# WHAT YOU WILL DO
Print all of the data below exactly as it appears, leaving out every image.

# TASK INPUT
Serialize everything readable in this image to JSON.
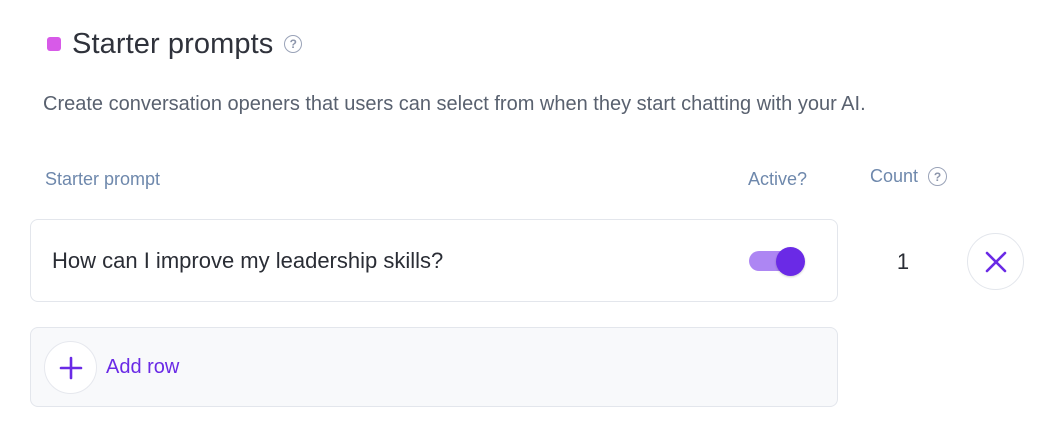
{
  "section": {
    "title": "Starter prompts",
    "help_icon": "question-circle-icon",
    "accent_color": "#d75ae8",
    "description": "Create conversation openers that users can select from when they start chatting with your AI."
  },
  "table": {
    "columns": {
      "prompt": "Starter prompt",
      "active": "Active?",
      "count": "Count"
    },
    "rows": [
      {
        "prompt": "How can I improve my leadership skills?",
        "active": true,
        "count": "1",
        "delete_icon": "close-icon"
      }
    ]
  },
  "add_row": {
    "label": "Add row",
    "icon": "plus-icon"
  },
  "colors": {
    "primary": "#6a2ae6",
    "toggle_track": "#ad86f3",
    "header_text": "#6e88ac"
  }
}
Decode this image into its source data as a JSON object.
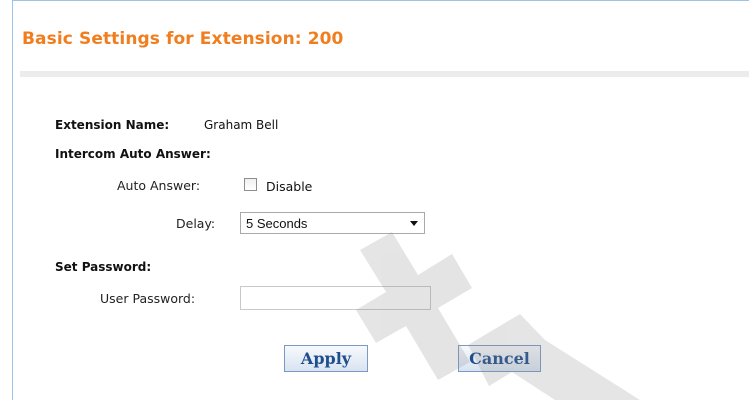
{
  "page": {
    "title": "Basic Settings for Extension: 200"
  },
  "extension": {
    "name_label": "Extension Name:",
    "name_value": "Graham Bell"
  },
  "intercom": {
    "section_label": "Intercom Auto Answer:",
    "auto_answer_label": "Auto Answer:",
    "auto_answer_checkbox_label": "Disable",
    "auto_answer_checked": false,
    "delay_label": "Delay:",
    "delay_selected": "5 Seconds"
  },
  "password": {
    "section_label": "Set Password:",
    "user_password_label": "User Password:",
    "user_password_value": ""
  },
  "buttons": {
    "apply": "Apply",
    "cancel": "Cancel"
  },
  "colors": {
    "title": "#f07d1e",
    "border": "#9ec3e6",
    "button_text": "#1f4e8c"
  }
}
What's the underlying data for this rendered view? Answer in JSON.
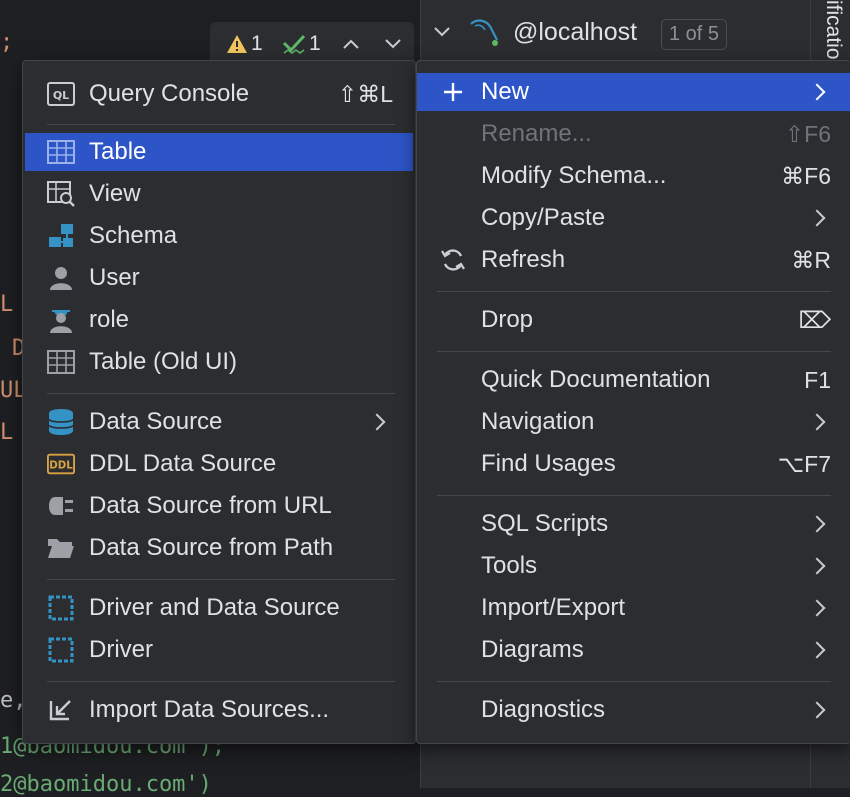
{
  "editor": {
    "code_fragments": [
      ";",
      "L",
      "D",
      "UL",
      "L",
      "e,",
      "1@baomidou.com');",
      "2@baomidou.com')"
    ],
    "warnings_count": "1",
    "checks_count": "1"
  },
  "db_panel": {
    "connection_name": "@localhost",
    "connection_badge": "1 of 5",
    "side_tab_label": "ification"
  },
  "left_menu": {
    "items": [
      {
        "label": "Query Console",
        "shortcut": "⇧⌘L",
        "icon": "query-console-icon"
      },
      {
        "label": "Table",
        "icon": "table-icon"
      },
      {
        "label": "View",
        "icon": "view-icon"
      },
      {
        "label": "Schema",
        "icon": "schema-icon"
      },
      {
        "label": "User",
        "icon": "user-icon"
      },
      {
        "label": "role",
        "icon": "role-icon"
      },
      {
        "label": "Table (Old UI)",
        "icon": "table-icon"
      },
      {
        "label": "Data Source",
        "icon": "database-icon"
      },
      {
        "label": "DDL Data Source",
        "icon": "ddl-icon"
      },
      {
        "label": "Data Source from URL",
        "icon": "plug-icon"
      },
      {
        "label": "Data Source from Path",
        "icon": "folder-icon"
      },
      {
        "label": "Driver and Data Source",
        "icon": "driver-icon"
      },
      {
        "label": "Driver",
        "icon": "driver-icon"
      },
      {
        "label": "Import Data Sources...",
        "icon": "import-icon"
      }
    ]
  },
  "right_menu": {
    "items": [
      {
        "label": "New",
        "icon": "plus-icon"
      },
      {
        "label": "Rename...",
        "shortcut": "⇧F6"
      },
      {
        "label": "Modify Schema...",
        "shortcut": "⌘F6"
      },
      {
        "label": "Copy/Paste"
      },
      {
        "label": "Refresh",
        "shortcut": "⌘R",
        "icon": "refresh-icon"
      },
      {
        "label": "Drop",
        "shortcut": "⌦"
      },
      {
        "label": "Quick Documentation",
        "shortcut": "F1"
      },
      {
        "label": "Navigation"
      },
      {
        "label": "Find Usages",
        "shortcut": "⌥F7"
      },
      {
        "label": "SQL Scripts"
      },
      {
        "label": "Tools"
      },
      {
        "label": "Import/Export"
      },
      {
        "label": "Diagrams"
      },
      {
        "label": "Diagnostics"
      }
    ]
  },
  "colors": {
    "selection": "#2e55c7",
    "menu_bg": "#2b2d30",
    "accent_blue": "#3592c4",
    "warning": "#f2c55c",
    "ok": "#5fb865"
  }
}
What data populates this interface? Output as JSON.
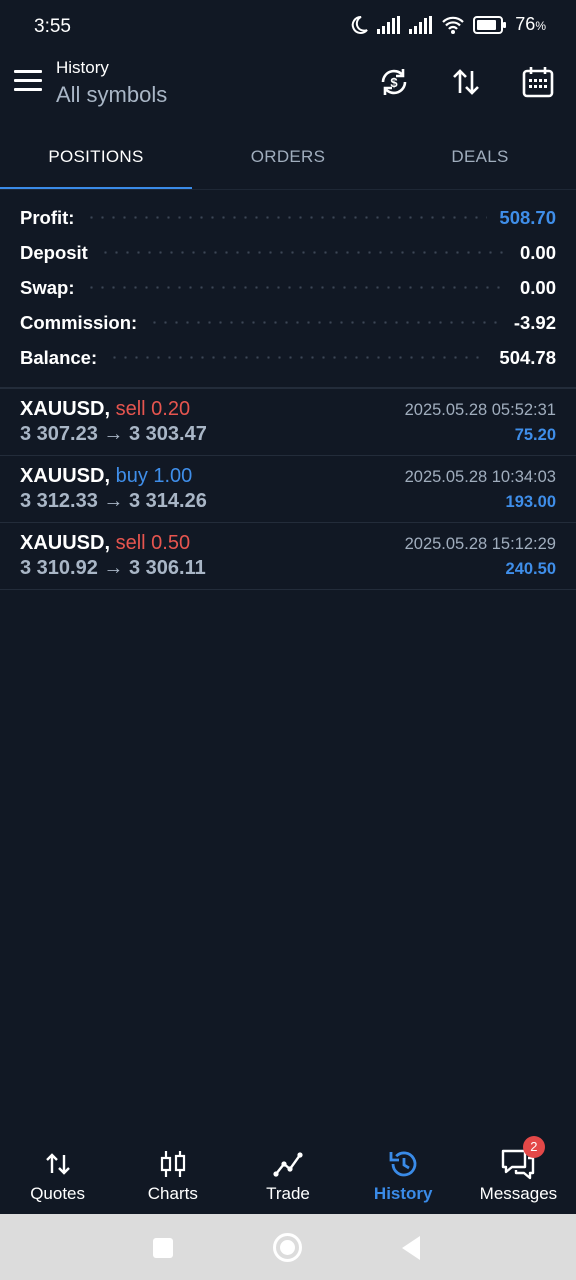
{
  "status_bar": {
    "time": "3:55",
    "battery_pct": "76",
    "battery_unit": "%"
  },
  "header": {
    "title": "History",
    "subtitle": "All symbols"
  },
  "tabs": [
    {
      "label": "POSITIONS",
      "active": true
    },
    {
      "label": "ORDERS",
      "active": false
    },
    {
      "label": "DEALS",
      "active": false
    }
  ],
  "summary": [
    {
      "label": "Profit:",
      "value": "508.70"
    },
    {
      "label": "Deposit",
      "value": "0.00"
    },
    {
      "label": "Swap:",
      "value": "0.00"
    },
    {
      "label": "Commission:",
      "value": "-3.92"
    },
    {
      "label": "Balance:",
      "value": "504.78"
    }
  ],
  "deals": [
    {
      "symbol": "XAUUSD,",
      "side": "sell 0.20",
      "prices": "3 307.23 → 3 303.47",
      "datetime": "2025.05.28 05:52:31",
      "profit": "75.20"
    },
    {
      "symbol": "XAUUSD,",
      "side": "buy 1.00",
      "prices": "3 312.33 → 3 314.26",
      "datetime": "2025.05.28 10:34:03",
      "profit": "193.00"
    },
    {
      "symbol": "XAUUSD,",
      "side": "sell 0.50",
      "prices": "3 310.92 → 3 306.11",
      "datetime": "2025.05.28 15:12:29",
      "profit": "240.50"
    }
  ],
  "bottom_nav": [
    {
      "label": "Quotes",
      "icon": "quotes-icon"
    },
    {
      "label": "Charts",
      "icon": "candlestick-icon"
    },
    {
      "label": "Trade",
      "icon": "trade-icon"
    },
    {
      "label": "History",
      "icon": "history-icon",
      "active": true
    },
    {
      "label": "Messages",
      "icon": "messages-icon",
      "badge": "2"
    }
  ],
  "colors": {
    "background": "#111824",
    "accent": "#3a8be8",
    "sell": "#e6554f",
    "buy": "#3f8ee9",
    "muted": "#a9b6c6"
  }
}
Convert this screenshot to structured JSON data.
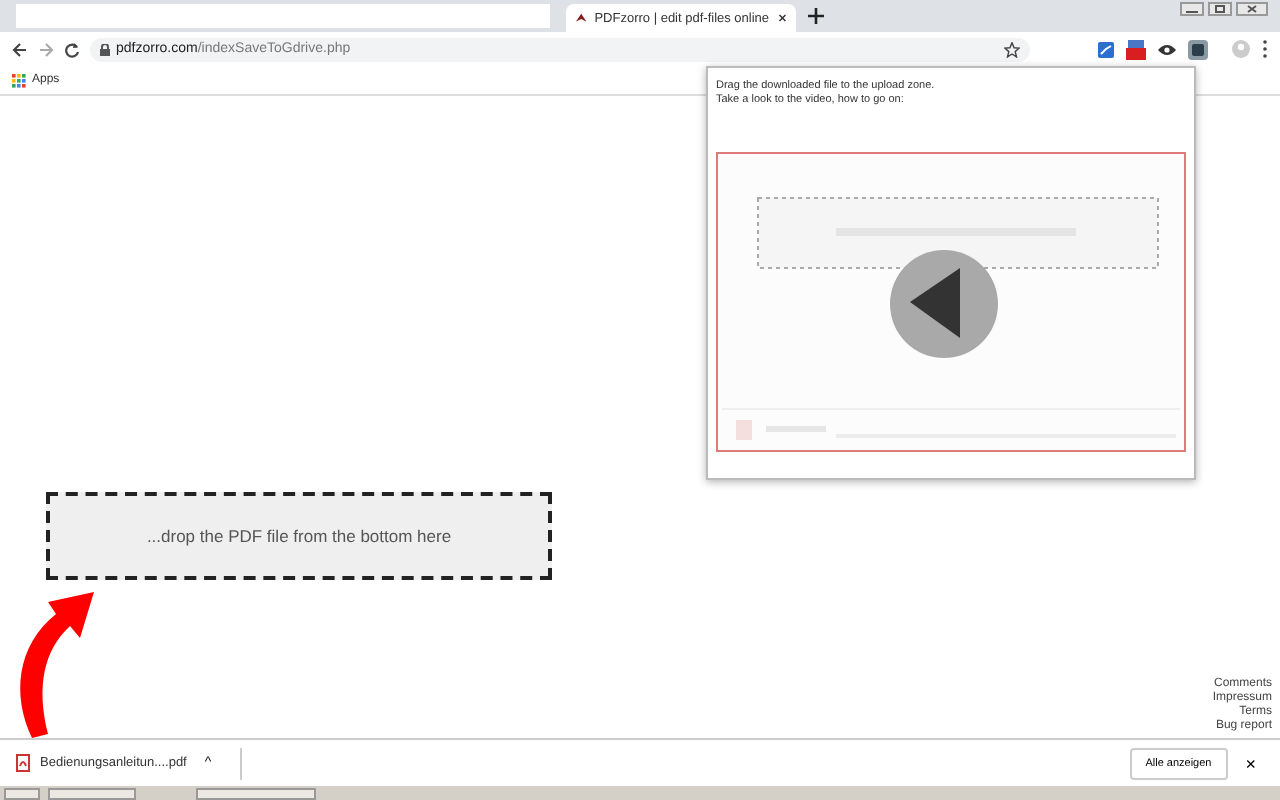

# EXPECTED ANSWER
Serialize everything readable in this image to JSON.
{
  "section": {
    "title": "Starter prompts",
    "help_icon": "question-circle-icon",
    "accent_color": "#d75ae8",
    "description": "Create conversation openers that users can select from when they start chatting with your AI."
  },
  "table": {
    "columns": {
      "prompt": "Starter prompt",
      "active": "Active?",
      "count": "Count"
    },
    "rows": [
      {
        "prompt": "How can I improve my leadership skills?",
        "active": true,
        "count": "1",
        "delete_icon": "close-icon"
      }
    ]
  },
  "add_row": {
    "label": "Add row",
    "icon": "plus-icon"
  },
  "colors": {
    "primary": "#6a2ae6",
    "toggle_track": "#ad86f3",
    "header_text": "#6e88ac"
  }
}
Decode this image into its source data as a JSON object.
{
  "page": {
    "title": "Basic Settings for Extension: 200"
  },
  "extension": {
    "name_label": "Extension Name:",
    "name_value": "Graham Bell"
  },
  "intercom": {
    "section_label": "Intercom Auto Answer:",
    "auto_answer_label": "Auto Answer:",
    "auto_answer_checkbox_label": "Disable",
    "auto_answer_checked": false,
    "delay_label": "Delay:",
    "delay_selected": "5 Seconds"
  },
  "password": {
    "section_label": "Set Password:",
    "user_password_label": "User Password:",
    "user_password_value": ""
  },
  "buttons": {
    "apply": "Apply",
    "cancel": "Cancel"
  },
  "colors": {
    "title": "#f07d1e",
    "border": "#9ec3e6",
    "button_text": "#1f4e8c"
  }
}
What's the underlying data for this rendered view? Answer in JSON.
{
  "editor": {
    "code_fragments": [
      ";",
      "L",
      "D",
      "UL",
      "L",
      "e,",
      "1@baomidou.com');",
      "2@baomidou.com')"
    ],
    "warnings_count": "1",
    "checks_count": "1"
  },
  "db_panel": {
    "connection_name": "@localhost",
    "connection_badge": "1 of 5",
    "side_tab_label": "ification"
  },
  "left_menu": {
    "items": [
      {
        "label": "Query Console",
        "shortcut": "⇧⌘L",
        "icon": "query-console-icon"
      },
      {
        "label": "Table",
        "icon": "table-icon"
      },
      {
        "label": "View",
        "icon": "view-icon"
      },
      {
        "label": "Schema",
        "icon": "schema-icon"
      },
      {
        "label": "User",
        "icon": "user-icon"
      },
      {
        "label": "role",
        "icon": "role-icon"
      },
      {
        "label": "Table (Old UI)",
        "icon": "table-icon"
      },
      {
        "label": "Data Source",
        "icon": "database-icon"
      },
      {
        "label": "DDL Data Source",
        "icon": "ddl-icon"
      },
      {
        "label": "Data Source from URL",
        "icon": "plug-icon"
      },
      {
        "label": "Data Source from Path",
        "icon": "folder-icon"
      },
      {
        "label": "Driver and Data Source",
        "icon": "driver-icon"
      },
      {
        "label": "Driver",
        "icon": "driver-icon"
      },
      {
        "label": "Import Data Sources...",
        "icon": "import-icon"
      }
    ]
  },
  "right_menu": {
    "items": [
      {
        "label": "New",
        "icon": "plus-icon"
      },
      {
        "label": "Rename...",
        "shortcut": "⇧F6"
      },
      {
        "label": "Modify Schema...",
        "shortcut": "⌘F6"
      },
      {
        "label": "Copy/Paste"
      },
      {
        "label": "Refresh",
        "shortcut": "⌘R",
        "icon": "refresh-icon"
      },
      {
        "label": "Drop",
        "shortcut": "⌦"
      },
      {
        "label": "Quick Documentation",
        "shortcut": "F1"
      },
      {
        "label": "Navigation"
      },
      {
        "label": "Find Usages",
        "shortcut": "⌥F7"
      },
      {
        "label": "SQL Scripts"
      },
      {
        "label": "Tools"
      },
      {
        "label": "Import/Export"
      },
      {
        "label": "Diagrams"
      },
      {
        "label": "Diagnostics"
      }
    ]
  },
  "colors": {
    "selection": "#2e55c7",
    "menu_bg": "#2b2d30",
    "accent_blue": "#3592c4",
    "warning": "#f2c55c",
    "ok": "#5fb865"
  }
}
What data populates this interface? Output as JSON.
{
  "status_bar": {
    "time": "3:55",
    "battery_pct": "76",
    "battery_unit": "%"
  },
  "header": {
    "title": "History",
    "subtitle": "All symbols"
  },
  "tabs": [
    {
      "label": "POSITIONS",
      "active": true
    },
    {
      "label": "ORDERS",
      "active": false
    },
    {
      "label": "DEALS",
      "active": false
    }
  ],
  "summary": [
    {
      "label": "Profit:",
      "value": "508.70"
    },
    {
      "label": "Deposit",
      "value": "0.00"
    },
    {
      "label": "Swap:",
      "value": "0.00"
    },
    {
      "label": "Commission:",
      "value": "-3.92"
    },
    {
      "label": "Balance:",
      "value": "504.78"
    }
  ],
  "deals": [
    {
      "symbol": "XAUUSD,",
      "side": "sell 0.20",
      "prices": "3 307.23 → 3 303.47",
      "datetime": "2025.05.28 05:52:31",
      "profit": "75.20"
    },
    {
      "symbol": "XAUUSD,",
      "side": "buy 1.00",
      "prices": "3 312.33 → 3 314.26",
      "datetime": "2025.05.28 10:34:03",
      "profit": "193.00"
    },
    {
      "symbol": "XAUUSD,",
      "side": "sell 0.50",
      "prices": "3 310.92 → 3 306.11",
      "datetime": "2025.05.28 15:12:29",
      "profit": "240.50"
    }
  ],
  "bottom_nav": [
    {
      "label": "Quotes",
      "icon": "quotes-icon"
    },
    {
      "label": "Charts",
      "icon": "candlestick-icon"
    },
    {
      "label": "Trade",
      "icon": "trade-icon"
    },
    {
      "label": "History",
      "icon": "history-icon",
      "active": true
    },
    {
      "label": "Messages",
      "icon": "messages-icon",
      "badge": "2"
    }
  ],
  "colors": {
    "background": "#111824",
    "accent": "#3a8be8",
    "sell": "#e6554f",
    "buy": "#3f8ee9",
    "muted": "#a9b6c6"
  }
}
Convert this screenshot to structured JSON data.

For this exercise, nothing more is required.